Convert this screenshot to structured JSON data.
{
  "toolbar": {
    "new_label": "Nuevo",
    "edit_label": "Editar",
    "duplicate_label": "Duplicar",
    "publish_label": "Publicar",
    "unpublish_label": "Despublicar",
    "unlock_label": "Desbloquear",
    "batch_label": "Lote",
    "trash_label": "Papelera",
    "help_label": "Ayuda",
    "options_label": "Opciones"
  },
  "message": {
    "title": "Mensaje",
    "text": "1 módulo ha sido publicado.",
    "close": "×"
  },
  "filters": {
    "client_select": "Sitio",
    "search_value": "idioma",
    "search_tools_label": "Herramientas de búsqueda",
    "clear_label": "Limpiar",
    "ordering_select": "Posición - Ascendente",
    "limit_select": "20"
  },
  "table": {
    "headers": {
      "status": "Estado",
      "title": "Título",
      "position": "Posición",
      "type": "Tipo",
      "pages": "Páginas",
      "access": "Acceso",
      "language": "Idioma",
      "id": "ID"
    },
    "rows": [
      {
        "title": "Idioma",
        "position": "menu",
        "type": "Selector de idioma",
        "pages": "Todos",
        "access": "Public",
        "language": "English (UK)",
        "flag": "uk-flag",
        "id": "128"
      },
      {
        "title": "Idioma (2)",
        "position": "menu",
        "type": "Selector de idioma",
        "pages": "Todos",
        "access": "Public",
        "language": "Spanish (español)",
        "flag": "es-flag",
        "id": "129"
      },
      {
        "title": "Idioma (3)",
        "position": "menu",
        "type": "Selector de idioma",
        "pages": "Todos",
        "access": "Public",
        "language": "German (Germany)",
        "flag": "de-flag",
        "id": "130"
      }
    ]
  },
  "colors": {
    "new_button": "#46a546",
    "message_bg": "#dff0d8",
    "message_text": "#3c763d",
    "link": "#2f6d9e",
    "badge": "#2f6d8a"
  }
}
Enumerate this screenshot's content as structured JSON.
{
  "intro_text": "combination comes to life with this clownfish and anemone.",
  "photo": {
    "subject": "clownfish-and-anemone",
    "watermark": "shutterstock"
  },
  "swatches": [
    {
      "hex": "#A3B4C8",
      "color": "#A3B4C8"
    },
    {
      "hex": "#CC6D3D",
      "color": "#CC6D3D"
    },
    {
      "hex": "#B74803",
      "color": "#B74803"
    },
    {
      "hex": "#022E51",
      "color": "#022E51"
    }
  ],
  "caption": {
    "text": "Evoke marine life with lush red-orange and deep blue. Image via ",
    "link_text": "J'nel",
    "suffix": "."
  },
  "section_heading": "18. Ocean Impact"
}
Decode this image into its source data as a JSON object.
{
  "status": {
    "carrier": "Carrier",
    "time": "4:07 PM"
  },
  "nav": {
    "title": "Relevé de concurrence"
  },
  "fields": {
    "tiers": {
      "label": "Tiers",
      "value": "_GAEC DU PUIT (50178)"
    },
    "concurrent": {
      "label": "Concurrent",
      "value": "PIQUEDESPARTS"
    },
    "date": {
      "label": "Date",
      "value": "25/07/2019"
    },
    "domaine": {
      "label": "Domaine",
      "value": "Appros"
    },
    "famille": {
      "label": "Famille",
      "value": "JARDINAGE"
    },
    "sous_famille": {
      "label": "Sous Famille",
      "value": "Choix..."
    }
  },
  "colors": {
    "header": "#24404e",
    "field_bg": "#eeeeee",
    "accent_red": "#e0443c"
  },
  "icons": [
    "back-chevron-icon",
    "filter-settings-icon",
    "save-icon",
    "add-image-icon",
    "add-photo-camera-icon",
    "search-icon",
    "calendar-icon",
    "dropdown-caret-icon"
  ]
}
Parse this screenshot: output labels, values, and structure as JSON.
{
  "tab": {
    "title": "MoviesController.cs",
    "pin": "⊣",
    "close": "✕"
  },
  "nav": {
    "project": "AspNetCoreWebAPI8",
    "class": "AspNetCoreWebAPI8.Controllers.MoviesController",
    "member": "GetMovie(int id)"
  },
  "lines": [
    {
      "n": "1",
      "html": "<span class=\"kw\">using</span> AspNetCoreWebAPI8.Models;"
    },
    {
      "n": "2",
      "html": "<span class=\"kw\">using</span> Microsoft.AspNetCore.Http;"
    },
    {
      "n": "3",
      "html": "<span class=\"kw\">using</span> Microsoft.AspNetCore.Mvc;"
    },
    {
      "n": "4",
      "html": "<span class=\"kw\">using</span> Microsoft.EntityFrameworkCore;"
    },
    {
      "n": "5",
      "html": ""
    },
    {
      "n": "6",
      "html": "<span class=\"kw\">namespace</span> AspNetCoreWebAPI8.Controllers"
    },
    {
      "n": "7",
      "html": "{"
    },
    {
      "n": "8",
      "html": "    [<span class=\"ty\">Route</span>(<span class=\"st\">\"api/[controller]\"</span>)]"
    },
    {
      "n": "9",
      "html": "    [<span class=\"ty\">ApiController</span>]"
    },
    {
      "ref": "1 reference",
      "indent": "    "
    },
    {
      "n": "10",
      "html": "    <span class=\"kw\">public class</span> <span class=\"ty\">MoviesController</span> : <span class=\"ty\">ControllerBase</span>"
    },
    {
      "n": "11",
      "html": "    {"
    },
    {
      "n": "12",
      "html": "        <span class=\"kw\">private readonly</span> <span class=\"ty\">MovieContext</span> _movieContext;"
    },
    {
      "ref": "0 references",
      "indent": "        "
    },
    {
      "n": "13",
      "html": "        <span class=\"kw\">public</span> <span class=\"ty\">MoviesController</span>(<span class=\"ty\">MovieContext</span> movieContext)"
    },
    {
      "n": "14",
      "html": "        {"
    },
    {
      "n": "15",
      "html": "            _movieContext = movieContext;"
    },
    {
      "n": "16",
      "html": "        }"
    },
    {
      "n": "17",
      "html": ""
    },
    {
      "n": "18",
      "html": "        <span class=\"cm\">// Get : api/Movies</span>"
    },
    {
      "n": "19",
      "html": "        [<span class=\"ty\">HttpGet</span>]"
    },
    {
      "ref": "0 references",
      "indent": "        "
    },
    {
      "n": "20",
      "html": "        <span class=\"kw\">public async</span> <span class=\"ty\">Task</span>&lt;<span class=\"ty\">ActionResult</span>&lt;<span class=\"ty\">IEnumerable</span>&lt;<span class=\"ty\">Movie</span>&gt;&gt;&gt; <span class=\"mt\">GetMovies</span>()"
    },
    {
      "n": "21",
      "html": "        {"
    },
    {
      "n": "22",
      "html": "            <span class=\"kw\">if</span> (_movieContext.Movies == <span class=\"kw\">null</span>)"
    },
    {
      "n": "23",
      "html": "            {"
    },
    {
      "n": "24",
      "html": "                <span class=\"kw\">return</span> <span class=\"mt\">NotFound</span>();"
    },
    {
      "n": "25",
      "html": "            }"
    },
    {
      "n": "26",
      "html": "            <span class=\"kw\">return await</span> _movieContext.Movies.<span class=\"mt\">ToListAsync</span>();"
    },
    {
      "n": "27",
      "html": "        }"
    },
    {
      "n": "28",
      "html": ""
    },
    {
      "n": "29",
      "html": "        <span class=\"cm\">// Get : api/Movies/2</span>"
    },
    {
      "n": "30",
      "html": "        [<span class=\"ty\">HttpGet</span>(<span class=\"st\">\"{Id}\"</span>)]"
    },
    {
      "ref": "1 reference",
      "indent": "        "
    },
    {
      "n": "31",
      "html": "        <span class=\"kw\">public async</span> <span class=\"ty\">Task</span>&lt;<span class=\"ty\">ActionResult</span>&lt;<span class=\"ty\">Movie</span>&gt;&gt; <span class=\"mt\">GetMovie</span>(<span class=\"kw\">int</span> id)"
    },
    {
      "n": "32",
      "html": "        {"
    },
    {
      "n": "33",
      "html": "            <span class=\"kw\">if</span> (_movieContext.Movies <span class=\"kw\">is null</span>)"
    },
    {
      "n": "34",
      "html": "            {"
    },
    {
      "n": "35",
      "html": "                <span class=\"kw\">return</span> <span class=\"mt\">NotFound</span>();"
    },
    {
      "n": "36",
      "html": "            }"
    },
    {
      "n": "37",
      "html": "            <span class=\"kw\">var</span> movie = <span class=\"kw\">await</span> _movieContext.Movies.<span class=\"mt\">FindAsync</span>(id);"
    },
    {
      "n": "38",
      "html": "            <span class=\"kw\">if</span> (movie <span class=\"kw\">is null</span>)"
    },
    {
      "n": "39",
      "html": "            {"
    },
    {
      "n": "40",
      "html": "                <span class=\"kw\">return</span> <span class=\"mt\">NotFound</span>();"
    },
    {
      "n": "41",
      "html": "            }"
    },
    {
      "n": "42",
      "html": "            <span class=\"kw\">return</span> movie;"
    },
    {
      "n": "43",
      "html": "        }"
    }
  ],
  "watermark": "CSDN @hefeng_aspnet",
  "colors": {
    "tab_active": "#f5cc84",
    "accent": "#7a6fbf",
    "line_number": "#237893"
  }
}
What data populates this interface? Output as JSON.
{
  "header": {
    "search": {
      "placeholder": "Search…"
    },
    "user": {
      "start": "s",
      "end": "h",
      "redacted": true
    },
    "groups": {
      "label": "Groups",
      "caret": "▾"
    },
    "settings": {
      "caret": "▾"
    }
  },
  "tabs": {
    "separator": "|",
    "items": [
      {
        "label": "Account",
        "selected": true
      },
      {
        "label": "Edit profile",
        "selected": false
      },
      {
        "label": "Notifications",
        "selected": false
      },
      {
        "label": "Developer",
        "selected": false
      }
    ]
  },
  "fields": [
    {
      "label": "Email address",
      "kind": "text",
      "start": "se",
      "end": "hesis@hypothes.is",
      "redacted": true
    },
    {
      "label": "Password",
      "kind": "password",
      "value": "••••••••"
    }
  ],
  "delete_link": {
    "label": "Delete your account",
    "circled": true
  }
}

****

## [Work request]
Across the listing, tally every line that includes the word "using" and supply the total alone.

## [Output for this exercise]
4